Booking a substantial headlining act, Lupe Fiasco, for a Friday night concert certainly helps in that mission. The Chicago-born rapper is a practicing Muslim and, as part of the conscious hip-hop movement, promotes positive messages and social issues in his lyrics. In addition to appearances from rapper Neelam Hakeem and Chicago emcee Kayem, opening Lupe’s set will be Brother Ali, who also follows Islam and whose music is likewise rooted in socially conscious themes with messages of hope and acceptance.
“It [might not be] well known to people who’ve only engaged rap music and hip-hop culture through the mainstream media, but hip-hop started as a youth movement that held Islamic teachings and virtues at its core,” says Brother Ali, who was drawn to I Heart Halal due to the event’s work with the Inner-city Muslim Action Network (IMAN) on the South Side of Chicago. “Likewise, wherever Islam has gone, it’s inspired incredible creative energy in the people who embraced it. Hip-hop is the modern voice of Muslims, and Islam is the spiritual heart of hip-hop.”
Additional main stage entertainment throughout I Heart Halal includes a Saturday night “America’s Least Wanted” stand-up comedy showcase hosted by Chicago funny man Azhar Usman, with sets from Ismael Loutfi (“Jimmy Kimmel Live”), Paul Elia (“Conan,” “Agents of S.H.I.E.L.D.”), Danish Maqbool (featured in Forbes and Wall Street Journal), Aron Kader (Axis of Evil Comedy Tour) and Zainab Johnson (“Late Night With Seth Meyers,” “Last Comic Standing”).

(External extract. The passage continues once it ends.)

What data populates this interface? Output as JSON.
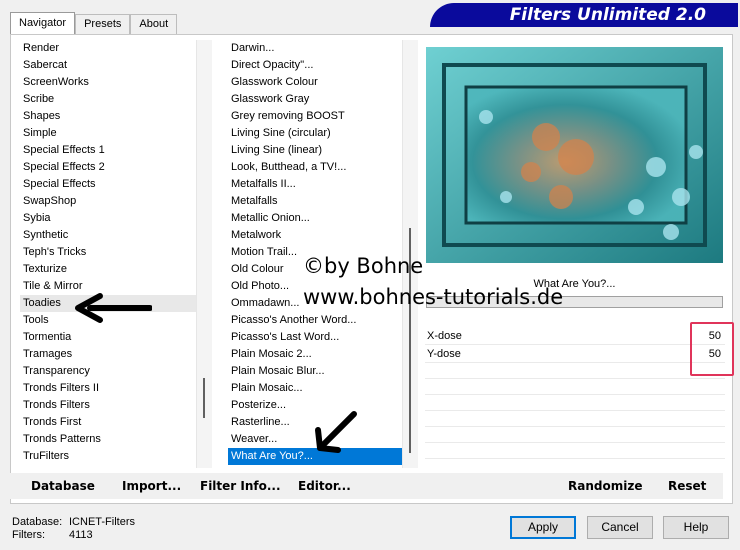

On Sunday, there will be screenings from the Canadian-based Mosquers Film Festival, which will present four award-winning short films and host a 24-hour short film competition, as well as the Breaking Barriers Pitch Competition, a “Shark Tank”-style session for up-and-coming startups to win up to $5,000 for their ideas.
There will also be plenty of food vendors in the Taste of Halal Food Hall as well as Lettuce Entertain You serving halal-certified food at three onsite restaurants, plus expansive culinary demos including appearances from “MasterChef’s” Amanda Saab and “Top Halal Chef” host Sameer Sarmast.
The weekend also offers a family-friendly kids area, lifestyle panels and a comprehensive bazaar with vendors offering halal-sanctioned fashion, beauty, art and travel goods.
Humaira Syed, the creator of Niswa Fashion, will return to I Heart Halal this year with her latest modest fashion designs showcased on the runway and for sale in the bazaar. Syed started her line in 2016, after a time studying to become an Islamic scholar.
“I wanted to do something for the community,” Syed says. “For Muslim women, finding modest wear that’s fully lined with long sleeves and longer lengths can be difficult — especially for fancier items, like dresses (called abayas) for our holiday Eid, which is coming up in June.” Her latest designs, which will be on display this weekend and are for sale at a Hanover Park store space, incorporate traditional embroidery and sequins like fashion you’d find at a major retailer.
“We are as ‘normal’ as anyone else,” says Syed, disheartened by some of the misconceptions by the media about the Muslim community. “That’s why I Heart Halal is such a great initiative. It’s a way for people to know more about our culture and show what we are really all about. It’s great exposure for our brands, too. We don’t really have a professional fashion show and this could be something that could open doors for us at events like New York Fashion Week.”
Chaudry agrees. “The idea of creating community and inclusiveness is built into the fabric of our program. The values of halal are rooted in compassion, and as human beings we are inherently compassionate creatures,” he adds. “This event is really about coming together in meaningful conversations and making progress as a broad community.”
Selena Fragassi is a local freelance writer.